In Alabama, farmers are having to downsize or let their crops die in the field because American workers are simply too unskilled or unwilling to do the work normally done by Hispanics. Alabama’s law drove many immigrants — even legal ones fearing persecution — out of the state, and farmers are having trouble finding workers to harvest their crops.
When PPR wrote about the unintended consequences suffered by states with similar laws, we implored South Carolina to hold off on implementing the draconian immigration law before it ends up hurting the industries and workers it’s supposed to help. According to an article by the Southeastern Farm Press, however, it may already be too late:
A Charleston County vegetable grower says he ended up burning 25 percent of his 80-acre tomato crop, because he had no labor for hand picking. “I could have used 300 pickers,” he says. “I had 40. These people don’t cause any trouble — they just come here to work.”
United South Carolina, a blog run by the Appleseed Legal Justice Center which has been fighting South Carolina’s immigration law from the beginning, commented that “it looks like farmers have woken up to the threat that ‘show me your papers’ legislation poses to their livelihoods.” But many of those farmers are reluctant to discuss the situation, according to the article, because they fear being investigated for using migrant laborers.

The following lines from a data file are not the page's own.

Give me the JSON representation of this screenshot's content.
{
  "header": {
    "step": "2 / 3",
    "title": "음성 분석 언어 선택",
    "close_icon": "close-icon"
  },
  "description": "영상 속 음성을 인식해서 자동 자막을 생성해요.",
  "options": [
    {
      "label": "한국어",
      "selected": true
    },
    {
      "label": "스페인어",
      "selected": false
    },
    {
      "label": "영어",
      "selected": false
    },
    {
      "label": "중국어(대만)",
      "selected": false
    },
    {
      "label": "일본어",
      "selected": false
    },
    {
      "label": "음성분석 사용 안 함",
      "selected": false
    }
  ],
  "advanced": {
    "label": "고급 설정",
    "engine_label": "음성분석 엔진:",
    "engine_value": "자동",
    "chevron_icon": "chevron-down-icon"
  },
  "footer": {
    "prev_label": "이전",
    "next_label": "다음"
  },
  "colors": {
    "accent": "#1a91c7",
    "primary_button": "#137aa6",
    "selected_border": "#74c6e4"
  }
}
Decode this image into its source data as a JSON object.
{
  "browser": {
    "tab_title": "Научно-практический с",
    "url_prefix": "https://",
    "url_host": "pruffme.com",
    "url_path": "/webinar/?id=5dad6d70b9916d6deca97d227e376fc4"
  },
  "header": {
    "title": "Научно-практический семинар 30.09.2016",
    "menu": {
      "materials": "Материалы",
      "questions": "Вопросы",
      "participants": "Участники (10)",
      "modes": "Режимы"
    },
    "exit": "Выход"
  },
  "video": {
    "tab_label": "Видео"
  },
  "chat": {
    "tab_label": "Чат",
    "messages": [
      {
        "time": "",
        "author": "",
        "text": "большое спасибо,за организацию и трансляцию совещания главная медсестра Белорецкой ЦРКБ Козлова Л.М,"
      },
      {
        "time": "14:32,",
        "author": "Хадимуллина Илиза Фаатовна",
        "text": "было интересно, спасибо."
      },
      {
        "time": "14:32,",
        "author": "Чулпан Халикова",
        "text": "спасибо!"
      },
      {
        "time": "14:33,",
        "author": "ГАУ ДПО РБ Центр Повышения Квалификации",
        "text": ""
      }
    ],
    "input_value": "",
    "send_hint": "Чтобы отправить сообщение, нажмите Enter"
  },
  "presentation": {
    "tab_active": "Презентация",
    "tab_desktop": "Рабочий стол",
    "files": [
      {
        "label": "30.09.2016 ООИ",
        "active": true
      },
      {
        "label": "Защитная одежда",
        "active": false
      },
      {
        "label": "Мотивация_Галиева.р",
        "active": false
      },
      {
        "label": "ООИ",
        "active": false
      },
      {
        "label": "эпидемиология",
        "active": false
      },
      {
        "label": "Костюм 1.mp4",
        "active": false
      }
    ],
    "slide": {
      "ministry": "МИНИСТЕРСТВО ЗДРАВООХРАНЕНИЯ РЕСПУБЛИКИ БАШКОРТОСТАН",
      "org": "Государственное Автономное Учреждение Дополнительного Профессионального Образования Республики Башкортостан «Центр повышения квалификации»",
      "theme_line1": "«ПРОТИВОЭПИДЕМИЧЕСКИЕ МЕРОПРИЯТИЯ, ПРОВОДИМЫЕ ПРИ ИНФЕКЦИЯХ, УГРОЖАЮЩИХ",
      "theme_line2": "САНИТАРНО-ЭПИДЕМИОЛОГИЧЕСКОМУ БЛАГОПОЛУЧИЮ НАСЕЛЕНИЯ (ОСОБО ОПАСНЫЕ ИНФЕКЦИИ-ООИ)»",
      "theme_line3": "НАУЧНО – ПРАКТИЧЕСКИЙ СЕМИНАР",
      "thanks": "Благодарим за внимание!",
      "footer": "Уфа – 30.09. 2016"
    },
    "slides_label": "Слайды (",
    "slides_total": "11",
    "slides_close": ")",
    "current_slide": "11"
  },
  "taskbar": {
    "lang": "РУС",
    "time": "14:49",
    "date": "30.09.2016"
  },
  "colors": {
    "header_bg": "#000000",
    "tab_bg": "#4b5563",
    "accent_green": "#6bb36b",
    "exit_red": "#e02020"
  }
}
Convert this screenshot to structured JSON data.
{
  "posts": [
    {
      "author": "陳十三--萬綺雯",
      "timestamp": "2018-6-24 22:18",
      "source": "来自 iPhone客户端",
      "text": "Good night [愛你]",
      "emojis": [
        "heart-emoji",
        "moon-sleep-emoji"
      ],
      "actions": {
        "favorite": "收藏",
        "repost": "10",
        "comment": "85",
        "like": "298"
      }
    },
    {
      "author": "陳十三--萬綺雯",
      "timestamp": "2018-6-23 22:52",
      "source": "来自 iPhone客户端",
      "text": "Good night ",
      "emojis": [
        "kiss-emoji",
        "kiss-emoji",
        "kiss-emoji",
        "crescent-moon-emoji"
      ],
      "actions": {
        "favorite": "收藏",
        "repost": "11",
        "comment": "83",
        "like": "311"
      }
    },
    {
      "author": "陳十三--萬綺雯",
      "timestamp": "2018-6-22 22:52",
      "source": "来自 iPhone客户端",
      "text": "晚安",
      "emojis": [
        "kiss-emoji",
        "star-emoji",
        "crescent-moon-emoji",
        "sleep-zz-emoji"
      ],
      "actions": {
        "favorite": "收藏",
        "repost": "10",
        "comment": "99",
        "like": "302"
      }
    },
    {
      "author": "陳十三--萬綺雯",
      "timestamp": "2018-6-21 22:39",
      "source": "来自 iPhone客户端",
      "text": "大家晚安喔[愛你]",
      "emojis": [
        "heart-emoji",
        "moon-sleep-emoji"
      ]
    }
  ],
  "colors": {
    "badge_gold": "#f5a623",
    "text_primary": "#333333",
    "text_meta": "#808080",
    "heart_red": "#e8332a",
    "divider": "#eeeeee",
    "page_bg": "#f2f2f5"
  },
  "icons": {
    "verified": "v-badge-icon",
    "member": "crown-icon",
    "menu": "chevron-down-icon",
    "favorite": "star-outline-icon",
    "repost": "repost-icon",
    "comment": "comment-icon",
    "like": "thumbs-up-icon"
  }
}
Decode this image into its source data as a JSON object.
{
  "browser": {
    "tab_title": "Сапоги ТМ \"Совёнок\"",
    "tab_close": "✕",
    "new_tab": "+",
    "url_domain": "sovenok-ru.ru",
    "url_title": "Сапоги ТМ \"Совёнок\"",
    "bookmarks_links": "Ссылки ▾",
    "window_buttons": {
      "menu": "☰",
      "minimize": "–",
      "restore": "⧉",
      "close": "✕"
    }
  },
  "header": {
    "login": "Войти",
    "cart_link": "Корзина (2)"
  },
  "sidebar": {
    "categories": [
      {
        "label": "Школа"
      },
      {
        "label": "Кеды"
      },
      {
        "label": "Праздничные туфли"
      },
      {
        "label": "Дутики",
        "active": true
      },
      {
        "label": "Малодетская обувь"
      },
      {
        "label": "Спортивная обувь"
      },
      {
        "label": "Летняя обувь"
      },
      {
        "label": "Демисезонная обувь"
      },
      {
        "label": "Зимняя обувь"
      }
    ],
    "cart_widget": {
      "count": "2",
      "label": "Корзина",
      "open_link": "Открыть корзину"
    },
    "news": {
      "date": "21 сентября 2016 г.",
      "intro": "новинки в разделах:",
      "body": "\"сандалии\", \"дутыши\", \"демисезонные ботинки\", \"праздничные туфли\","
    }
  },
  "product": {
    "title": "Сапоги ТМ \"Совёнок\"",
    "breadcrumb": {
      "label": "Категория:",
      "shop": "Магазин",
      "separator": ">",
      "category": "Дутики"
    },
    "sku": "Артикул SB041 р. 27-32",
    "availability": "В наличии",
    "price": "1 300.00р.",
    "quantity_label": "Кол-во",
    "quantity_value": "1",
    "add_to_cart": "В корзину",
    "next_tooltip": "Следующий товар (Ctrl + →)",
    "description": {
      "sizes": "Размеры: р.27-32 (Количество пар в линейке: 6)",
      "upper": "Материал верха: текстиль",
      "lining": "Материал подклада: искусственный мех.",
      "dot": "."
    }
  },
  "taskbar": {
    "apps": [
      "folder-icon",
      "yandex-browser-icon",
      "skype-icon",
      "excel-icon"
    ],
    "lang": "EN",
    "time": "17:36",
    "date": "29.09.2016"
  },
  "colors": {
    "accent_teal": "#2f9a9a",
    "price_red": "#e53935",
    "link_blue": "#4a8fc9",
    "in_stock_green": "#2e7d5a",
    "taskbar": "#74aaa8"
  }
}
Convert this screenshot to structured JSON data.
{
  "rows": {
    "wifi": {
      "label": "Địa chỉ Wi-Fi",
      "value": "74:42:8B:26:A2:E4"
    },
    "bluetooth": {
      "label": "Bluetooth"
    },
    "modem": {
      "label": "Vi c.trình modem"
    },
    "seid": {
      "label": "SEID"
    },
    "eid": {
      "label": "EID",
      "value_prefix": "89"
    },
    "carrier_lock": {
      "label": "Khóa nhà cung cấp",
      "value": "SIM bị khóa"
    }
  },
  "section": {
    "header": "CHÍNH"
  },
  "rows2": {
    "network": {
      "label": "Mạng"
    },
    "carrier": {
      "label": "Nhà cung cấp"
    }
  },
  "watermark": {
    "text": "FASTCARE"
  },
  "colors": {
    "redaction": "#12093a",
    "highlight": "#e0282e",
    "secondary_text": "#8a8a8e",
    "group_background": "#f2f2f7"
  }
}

The tourism industry is not immune from these residual effects either, according to FITSNews, which means the state’s two biggest industries are being crippled by a bureaucracy-laden law that is damaging South Carolina’s small businesses. Given the clear precedent for the negative effects immigration laws such as ours have on states that pass them, it makes you wonder whether South Carolina’s leaders care more about passing their ideologically driven agenda than they do about helping the state’s economy and its workers.